WHAT TO WORK ON
If a line in the data below includes the string "size", please return a copy of it.

Web page and app entries
###

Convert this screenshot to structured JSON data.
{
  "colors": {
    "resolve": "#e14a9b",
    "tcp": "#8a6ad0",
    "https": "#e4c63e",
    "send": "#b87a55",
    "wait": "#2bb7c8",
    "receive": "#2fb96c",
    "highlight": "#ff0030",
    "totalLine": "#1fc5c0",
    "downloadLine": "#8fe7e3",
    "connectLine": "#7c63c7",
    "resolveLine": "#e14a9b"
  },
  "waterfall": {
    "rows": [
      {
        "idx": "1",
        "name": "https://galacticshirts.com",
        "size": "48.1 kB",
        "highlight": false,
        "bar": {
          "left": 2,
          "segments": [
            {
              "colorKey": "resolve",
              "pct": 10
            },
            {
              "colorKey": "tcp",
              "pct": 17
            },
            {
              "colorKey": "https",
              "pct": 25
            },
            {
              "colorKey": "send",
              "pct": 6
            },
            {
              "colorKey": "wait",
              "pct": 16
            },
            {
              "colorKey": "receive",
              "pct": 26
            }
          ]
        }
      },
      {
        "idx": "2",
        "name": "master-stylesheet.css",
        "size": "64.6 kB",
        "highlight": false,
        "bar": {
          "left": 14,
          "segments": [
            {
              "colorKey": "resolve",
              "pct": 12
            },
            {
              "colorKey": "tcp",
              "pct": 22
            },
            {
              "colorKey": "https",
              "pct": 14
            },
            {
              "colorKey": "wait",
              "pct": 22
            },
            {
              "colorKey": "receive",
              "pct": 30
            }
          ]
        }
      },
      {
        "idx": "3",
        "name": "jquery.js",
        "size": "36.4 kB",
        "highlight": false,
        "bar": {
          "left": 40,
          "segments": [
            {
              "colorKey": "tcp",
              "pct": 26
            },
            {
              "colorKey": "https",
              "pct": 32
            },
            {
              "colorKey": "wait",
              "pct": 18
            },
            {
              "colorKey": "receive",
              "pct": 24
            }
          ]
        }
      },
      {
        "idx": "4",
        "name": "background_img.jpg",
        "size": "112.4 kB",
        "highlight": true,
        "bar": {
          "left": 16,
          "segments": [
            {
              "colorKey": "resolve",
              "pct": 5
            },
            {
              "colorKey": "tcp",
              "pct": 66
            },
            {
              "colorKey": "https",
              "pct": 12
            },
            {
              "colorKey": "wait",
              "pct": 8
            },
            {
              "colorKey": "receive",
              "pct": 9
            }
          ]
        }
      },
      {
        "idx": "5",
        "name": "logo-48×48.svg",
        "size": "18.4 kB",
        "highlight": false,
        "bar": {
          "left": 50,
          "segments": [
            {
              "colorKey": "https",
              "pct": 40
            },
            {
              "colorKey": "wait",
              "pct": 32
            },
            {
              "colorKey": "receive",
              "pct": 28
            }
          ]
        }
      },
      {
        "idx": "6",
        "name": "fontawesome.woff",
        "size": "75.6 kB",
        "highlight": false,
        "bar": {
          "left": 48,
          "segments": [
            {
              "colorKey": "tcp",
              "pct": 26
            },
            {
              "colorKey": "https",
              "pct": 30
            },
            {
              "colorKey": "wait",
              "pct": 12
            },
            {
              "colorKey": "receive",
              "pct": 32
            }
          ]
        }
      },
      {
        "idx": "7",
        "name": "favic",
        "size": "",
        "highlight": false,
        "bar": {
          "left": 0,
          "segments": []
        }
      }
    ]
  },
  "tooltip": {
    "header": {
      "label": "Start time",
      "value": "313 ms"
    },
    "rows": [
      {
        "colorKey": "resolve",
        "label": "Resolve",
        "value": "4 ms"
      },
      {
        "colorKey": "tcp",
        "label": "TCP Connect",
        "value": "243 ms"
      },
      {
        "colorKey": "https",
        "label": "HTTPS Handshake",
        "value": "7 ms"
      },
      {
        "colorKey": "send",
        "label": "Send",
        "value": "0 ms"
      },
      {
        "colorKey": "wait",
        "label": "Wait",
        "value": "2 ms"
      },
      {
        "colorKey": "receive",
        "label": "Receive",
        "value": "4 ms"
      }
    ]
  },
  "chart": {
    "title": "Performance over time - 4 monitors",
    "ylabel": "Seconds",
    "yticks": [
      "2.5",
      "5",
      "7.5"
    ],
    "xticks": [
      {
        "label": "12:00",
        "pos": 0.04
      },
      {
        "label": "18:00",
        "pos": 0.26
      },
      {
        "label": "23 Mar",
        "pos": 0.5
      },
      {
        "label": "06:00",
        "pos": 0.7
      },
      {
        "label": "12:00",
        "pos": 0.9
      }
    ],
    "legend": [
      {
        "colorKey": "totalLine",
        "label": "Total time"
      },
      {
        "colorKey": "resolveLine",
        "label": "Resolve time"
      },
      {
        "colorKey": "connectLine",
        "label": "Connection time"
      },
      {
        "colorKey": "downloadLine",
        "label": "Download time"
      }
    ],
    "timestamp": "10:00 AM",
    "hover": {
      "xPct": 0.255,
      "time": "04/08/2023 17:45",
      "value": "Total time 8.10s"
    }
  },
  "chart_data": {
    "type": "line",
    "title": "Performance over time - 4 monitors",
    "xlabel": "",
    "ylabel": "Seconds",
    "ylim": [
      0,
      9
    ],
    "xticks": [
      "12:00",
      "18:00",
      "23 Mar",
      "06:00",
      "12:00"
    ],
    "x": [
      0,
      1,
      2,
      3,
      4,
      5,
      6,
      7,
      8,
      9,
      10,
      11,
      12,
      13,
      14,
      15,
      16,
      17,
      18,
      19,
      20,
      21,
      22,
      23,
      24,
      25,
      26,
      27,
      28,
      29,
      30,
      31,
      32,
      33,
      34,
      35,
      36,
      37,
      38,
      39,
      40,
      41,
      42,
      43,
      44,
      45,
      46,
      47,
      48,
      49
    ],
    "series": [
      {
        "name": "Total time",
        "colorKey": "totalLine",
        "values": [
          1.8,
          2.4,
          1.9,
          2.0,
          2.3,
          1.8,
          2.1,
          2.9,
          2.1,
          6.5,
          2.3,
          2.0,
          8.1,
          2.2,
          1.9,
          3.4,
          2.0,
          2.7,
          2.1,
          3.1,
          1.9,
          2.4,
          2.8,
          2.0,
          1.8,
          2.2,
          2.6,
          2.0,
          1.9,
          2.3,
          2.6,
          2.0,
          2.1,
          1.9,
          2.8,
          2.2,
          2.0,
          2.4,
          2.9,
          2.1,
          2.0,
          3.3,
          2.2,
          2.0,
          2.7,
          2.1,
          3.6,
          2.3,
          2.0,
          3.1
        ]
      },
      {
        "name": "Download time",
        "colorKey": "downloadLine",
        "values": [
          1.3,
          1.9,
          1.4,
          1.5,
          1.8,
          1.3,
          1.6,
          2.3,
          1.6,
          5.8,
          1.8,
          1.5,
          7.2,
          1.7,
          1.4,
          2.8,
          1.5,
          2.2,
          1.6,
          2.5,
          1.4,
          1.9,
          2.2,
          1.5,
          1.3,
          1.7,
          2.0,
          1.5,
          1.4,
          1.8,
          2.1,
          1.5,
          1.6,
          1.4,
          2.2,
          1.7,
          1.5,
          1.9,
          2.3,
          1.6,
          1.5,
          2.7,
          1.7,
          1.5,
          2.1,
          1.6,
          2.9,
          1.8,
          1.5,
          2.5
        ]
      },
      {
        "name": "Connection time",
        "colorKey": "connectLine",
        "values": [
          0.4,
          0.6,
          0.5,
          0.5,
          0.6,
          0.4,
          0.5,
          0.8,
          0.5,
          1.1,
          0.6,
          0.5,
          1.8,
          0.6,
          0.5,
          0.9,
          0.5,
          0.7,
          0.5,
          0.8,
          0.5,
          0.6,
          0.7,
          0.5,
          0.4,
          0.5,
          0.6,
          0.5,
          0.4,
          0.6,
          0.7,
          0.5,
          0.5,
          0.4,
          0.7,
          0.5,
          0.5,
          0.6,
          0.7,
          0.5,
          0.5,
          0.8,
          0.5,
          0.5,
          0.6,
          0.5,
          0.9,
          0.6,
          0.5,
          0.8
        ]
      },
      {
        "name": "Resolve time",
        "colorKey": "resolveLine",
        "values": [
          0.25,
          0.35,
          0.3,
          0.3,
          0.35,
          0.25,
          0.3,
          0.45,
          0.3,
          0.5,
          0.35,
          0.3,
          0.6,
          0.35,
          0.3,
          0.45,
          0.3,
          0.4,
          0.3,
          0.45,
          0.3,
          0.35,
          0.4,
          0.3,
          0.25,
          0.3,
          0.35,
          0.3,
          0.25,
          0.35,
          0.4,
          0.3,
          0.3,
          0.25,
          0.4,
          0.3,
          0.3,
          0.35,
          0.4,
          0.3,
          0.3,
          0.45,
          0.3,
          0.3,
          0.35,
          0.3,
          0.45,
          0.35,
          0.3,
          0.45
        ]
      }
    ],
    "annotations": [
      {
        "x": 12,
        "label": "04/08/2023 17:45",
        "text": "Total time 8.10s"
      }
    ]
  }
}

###

TASK OUTPUT
        "size": "48.1 kB",
        "size": "64.6 kB",
        "size": "36.4 kB",
        "size": "112.4 kB",
        "size": "18.4 kB",
        "size": "75.6 kB",
        "size": "",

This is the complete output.